I must confess to being in two minds here. There are a number of issues. When we think of James Bond, is it of the books or the films? Predominantly the latter, I think; and that faces me up with a problem. While the debate continues whether the next Bond should be black, a woman, gay, or whatever, it’s still very clearly the case that at heart to date he’s been a misogynist, violent, prejudiced, unthinking, though quite witty, little Englander. The storylines are implausible beyond breaking point (a ridiculous thing to say, I know, in respect of such evident fantasy) and the whole caboodle is only held together for me by the humour. Delve into the books and things become even more questionable. The only excuse is that, as with Conrad and Buchan, they are of their time. But should we today be encouraged to indulge in this kind of escapism? On balance I think I disqualify Mr Bond from my favourite spies.
Maurice Castle (Graham Greene)
Ah, Greene. Who to pick: the comedic Wormold from Our Man In Havana, the idealistic, blundering Quiet American Pyle, bringing catastrophe to all around him by his meddling, Raven, the assassin from A Gun For Sale? Might we even stretch the category for Pinkie from Brighton Rock, or Harry Lime from The Third Man, both classic Greene outsider characters, charismatic and up to their necks in intrigue and nastiness, pursuer and pursued at the same time – just like spies, but not quite? I’ve plumped for Maurice Castle, from The Human Factor, confronted with huge dilemmas of personal morality and conscience but at the same time aware that he is a pawn in the game of geopolitics.

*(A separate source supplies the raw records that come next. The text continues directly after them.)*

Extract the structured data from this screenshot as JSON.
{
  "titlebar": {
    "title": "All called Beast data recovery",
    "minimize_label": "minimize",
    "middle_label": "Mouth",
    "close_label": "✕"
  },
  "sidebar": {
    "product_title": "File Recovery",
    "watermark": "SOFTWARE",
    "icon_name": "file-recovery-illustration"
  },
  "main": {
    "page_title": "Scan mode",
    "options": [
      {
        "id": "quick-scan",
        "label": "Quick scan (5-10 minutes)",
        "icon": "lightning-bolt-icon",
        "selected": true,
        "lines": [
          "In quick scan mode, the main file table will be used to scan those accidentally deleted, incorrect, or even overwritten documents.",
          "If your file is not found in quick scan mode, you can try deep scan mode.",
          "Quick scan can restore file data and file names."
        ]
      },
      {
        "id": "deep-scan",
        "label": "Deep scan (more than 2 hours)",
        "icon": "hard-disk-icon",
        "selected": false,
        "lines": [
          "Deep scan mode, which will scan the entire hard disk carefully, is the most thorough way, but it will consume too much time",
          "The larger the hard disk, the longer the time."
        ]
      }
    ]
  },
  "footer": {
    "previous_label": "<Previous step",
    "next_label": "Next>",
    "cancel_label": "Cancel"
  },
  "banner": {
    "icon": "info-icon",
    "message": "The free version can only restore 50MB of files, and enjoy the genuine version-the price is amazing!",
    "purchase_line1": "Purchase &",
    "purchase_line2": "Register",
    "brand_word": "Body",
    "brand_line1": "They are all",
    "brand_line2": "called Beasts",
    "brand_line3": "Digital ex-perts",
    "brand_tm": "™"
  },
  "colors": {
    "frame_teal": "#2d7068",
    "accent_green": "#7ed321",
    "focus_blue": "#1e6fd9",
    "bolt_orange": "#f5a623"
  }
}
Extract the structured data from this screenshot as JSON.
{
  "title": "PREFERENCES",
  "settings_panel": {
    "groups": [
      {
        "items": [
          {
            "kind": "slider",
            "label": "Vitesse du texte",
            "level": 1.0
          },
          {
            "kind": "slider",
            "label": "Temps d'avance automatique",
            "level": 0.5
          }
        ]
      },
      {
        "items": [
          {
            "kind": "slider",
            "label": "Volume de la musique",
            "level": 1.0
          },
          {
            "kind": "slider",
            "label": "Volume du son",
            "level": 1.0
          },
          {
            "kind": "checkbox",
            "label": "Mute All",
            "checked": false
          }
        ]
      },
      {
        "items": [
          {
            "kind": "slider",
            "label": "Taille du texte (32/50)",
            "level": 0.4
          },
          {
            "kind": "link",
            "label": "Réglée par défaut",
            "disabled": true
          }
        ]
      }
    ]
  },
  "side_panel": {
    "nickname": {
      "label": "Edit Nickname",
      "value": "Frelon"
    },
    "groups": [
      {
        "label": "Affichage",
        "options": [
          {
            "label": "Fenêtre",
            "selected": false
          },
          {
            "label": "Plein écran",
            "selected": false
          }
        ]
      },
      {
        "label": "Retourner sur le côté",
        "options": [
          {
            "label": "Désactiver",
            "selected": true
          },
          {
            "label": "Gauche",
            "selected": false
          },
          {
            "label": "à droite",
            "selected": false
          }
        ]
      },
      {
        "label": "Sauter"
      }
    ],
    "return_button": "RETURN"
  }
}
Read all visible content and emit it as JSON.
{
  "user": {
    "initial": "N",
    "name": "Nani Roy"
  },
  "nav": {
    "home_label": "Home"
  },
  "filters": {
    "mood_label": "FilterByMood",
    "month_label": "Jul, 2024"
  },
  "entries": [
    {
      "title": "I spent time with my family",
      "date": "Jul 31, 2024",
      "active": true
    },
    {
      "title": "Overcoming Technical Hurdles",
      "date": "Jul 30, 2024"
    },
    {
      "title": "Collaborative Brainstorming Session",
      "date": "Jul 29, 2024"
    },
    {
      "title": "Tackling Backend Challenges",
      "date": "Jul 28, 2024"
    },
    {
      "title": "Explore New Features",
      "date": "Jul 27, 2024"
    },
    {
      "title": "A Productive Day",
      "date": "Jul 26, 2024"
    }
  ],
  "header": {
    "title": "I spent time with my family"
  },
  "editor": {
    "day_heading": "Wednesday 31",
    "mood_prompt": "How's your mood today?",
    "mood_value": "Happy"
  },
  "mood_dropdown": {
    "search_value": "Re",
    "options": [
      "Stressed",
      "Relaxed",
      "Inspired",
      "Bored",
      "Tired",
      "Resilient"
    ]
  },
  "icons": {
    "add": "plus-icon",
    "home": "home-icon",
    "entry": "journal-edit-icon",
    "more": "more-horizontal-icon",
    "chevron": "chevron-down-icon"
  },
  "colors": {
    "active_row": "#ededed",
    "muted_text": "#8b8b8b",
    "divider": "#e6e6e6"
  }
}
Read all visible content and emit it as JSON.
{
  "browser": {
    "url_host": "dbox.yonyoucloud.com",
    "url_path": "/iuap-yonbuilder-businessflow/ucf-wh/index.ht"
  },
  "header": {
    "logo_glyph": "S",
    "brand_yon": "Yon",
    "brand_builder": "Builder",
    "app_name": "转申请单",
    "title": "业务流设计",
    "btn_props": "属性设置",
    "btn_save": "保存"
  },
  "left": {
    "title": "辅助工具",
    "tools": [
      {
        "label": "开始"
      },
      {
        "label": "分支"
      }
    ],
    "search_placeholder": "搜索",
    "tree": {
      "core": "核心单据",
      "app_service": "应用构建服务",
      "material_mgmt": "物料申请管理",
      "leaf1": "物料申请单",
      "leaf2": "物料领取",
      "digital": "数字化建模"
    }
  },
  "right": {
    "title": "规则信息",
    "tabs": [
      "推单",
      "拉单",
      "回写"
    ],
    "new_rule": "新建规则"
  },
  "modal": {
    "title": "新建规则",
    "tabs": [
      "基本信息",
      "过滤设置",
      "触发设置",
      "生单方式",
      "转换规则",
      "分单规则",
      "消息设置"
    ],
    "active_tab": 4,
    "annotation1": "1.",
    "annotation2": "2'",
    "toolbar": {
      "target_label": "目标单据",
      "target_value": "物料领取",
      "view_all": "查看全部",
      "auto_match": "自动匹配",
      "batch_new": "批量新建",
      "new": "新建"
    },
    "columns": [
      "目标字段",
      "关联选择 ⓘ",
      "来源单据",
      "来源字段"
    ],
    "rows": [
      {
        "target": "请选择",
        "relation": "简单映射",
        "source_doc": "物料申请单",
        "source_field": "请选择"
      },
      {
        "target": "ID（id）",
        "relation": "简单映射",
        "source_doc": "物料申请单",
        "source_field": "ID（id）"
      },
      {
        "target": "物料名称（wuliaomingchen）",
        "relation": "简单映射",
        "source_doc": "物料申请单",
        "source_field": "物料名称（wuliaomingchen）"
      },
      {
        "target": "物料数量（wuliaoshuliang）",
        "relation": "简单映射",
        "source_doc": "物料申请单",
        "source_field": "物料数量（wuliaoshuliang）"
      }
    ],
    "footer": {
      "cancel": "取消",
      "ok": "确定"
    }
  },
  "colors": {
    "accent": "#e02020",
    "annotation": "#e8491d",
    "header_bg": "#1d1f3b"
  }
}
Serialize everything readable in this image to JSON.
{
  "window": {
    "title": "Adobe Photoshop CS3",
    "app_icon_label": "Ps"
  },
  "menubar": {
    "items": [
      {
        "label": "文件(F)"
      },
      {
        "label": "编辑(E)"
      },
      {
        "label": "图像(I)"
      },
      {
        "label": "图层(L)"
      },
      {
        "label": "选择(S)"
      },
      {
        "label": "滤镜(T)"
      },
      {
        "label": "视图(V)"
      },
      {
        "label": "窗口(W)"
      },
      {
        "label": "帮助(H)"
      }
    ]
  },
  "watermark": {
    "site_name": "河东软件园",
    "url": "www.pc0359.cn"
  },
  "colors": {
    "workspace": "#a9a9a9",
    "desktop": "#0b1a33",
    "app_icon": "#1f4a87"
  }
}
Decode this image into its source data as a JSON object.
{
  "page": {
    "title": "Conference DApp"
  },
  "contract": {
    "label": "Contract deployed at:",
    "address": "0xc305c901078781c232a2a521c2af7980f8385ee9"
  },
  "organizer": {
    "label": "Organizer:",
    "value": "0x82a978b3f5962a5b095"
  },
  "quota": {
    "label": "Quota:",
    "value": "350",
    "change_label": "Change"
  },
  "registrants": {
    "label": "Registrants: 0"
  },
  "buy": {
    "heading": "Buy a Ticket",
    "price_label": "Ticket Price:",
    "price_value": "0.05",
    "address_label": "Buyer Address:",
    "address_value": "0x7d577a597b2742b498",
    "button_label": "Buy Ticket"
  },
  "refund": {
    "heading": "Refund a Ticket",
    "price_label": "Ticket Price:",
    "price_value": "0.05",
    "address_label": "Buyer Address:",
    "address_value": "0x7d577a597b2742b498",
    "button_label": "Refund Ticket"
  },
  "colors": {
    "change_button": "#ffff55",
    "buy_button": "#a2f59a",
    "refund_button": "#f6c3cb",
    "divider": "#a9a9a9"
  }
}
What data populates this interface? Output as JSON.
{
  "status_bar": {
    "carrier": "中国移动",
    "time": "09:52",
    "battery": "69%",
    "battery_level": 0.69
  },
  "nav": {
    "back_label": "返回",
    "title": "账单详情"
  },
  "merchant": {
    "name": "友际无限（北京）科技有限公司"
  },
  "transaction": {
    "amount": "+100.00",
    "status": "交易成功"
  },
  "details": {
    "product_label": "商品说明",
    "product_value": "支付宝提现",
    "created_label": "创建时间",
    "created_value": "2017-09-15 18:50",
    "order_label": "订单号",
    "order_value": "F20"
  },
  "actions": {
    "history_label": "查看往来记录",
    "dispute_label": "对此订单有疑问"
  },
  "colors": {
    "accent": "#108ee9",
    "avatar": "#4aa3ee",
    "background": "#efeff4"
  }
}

Bernard and Fiona Samson (Len Deighton)
Len Deighton’s spy novels are something of a forgotten delight, especially the two 1980s trilogies, Game, Set and Match and Hook, Line and Sinker. Deighton was writing these books at the same time as le Carré’s huge success, and in the same genre with very similar themes; and while his books were huge bestsellers at the time his reputation doesn’t seem to have endured quite so well. But there’s some marvellous reading here (which is best done in the right order) and we have familiar elements: the experienced, tired spook, world-weary to the point of cynicism, thrown into dark uncertainty and self-doubt by events, who does not know where to look let alone who to trust. For the avoidance of spoilers, I won’t explain why I’ve included both Fiona and Bernard Samson, but there’s great characterisation here.
George Smiley, Bill Haydon and Karla (John le Carré)
Of course. I go no further than to look than that magnificent 1970s trilogy of books, Tinker Tailor Soldier Spy, The Honourable Schoolboy and Smiley’s People, possibly the apogee of British espionage fiction. The blend of depth and surface, thrills and spills and anxious self-examination, moral righteousness and desperate uncertainty, is breathtakingly well-delivered, in a dry, unemotional yet emotion-evoking style, with brilliantly drawn, true-to-life characters. I could have chosen several of these: Ricki Tarr, Peter Guillam, Connie Sachs, Jim Prideaux, even Alleline, Esterhase and Bland. Even Oliver Lacon. But I’ve stuck with that infernal triangle of Smiley, Haydon and Karla, played off against each other brilliantly through the three books. I can remember devouring the books, long before I became involved in ‘matters relating to security’ myself. Since then I’ve realised just how much of these books is true. And how brilliantly brought to life in the BBC TV series of the time (I’m not so keen on the recent film of Tinker Tailor Soldier Spy, I have to say). It’s not just Alec Guinness, who just is Smiley, it’s the supporting cast too – Hywel Bennett as the evasive Tarr, Michael Jayston as the loyal Guillam, the wonderful Beryl Reid as Connie, Bernard Hepton as bumbling Esterhase – as well as the other main characters, Ian Richardson exuding superior charm and menace as Haydon and Patrick Stewart as Karla (who appears only briefly, in a non-speaking role but whose acting speaks volumes).